Activity: Search each line of the data for the word "support"; copy every line where it is found.

Entries taken from a collection

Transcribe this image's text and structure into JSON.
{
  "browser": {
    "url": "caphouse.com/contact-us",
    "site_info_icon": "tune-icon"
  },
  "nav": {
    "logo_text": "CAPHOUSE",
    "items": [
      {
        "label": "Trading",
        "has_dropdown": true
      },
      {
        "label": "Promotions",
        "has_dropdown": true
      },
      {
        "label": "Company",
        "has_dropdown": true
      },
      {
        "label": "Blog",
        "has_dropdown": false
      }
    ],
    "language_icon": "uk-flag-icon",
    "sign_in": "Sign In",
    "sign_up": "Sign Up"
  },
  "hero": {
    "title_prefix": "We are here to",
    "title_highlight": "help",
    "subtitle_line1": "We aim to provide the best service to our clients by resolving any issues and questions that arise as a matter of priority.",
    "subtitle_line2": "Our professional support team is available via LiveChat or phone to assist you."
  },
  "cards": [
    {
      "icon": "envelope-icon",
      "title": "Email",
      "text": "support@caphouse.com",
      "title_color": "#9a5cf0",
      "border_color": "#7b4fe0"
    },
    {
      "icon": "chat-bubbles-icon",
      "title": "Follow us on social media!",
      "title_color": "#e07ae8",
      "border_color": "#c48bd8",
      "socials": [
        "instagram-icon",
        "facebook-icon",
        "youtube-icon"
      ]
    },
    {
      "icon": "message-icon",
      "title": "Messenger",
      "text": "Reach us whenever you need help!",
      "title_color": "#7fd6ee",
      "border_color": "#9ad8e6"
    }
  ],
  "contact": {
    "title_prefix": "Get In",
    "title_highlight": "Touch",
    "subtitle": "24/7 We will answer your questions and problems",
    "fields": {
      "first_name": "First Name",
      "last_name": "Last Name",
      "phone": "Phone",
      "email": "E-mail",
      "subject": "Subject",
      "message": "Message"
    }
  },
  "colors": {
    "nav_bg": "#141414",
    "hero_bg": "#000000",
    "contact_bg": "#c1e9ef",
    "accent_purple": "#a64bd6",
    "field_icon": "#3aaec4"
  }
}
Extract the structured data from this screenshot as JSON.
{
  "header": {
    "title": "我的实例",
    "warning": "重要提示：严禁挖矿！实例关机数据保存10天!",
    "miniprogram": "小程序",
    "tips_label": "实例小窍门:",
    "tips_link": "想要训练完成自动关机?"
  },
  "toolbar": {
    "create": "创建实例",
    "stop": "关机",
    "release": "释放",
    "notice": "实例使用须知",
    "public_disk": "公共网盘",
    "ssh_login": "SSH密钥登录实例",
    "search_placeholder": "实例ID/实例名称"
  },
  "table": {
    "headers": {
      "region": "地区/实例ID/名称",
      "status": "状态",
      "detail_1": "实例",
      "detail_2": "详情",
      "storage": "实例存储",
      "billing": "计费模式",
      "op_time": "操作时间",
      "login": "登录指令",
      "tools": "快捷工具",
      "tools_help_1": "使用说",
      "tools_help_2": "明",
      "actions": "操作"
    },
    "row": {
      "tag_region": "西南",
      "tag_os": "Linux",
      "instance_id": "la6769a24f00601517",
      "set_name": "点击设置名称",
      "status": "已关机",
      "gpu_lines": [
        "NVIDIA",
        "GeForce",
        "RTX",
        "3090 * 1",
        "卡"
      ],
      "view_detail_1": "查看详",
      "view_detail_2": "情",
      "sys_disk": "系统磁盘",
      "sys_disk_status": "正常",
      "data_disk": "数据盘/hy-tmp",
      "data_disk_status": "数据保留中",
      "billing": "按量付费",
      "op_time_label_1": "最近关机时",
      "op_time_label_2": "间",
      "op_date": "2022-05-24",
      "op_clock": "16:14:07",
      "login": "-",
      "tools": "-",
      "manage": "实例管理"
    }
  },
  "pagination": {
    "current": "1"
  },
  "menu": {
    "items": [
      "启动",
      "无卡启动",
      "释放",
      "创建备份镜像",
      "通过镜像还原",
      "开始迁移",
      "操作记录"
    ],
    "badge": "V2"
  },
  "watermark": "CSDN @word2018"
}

Response:
    "subtitle_line2": "Our professional support team is available via LiveChat or phone to assist you."
      "text": "support@caphouse.com",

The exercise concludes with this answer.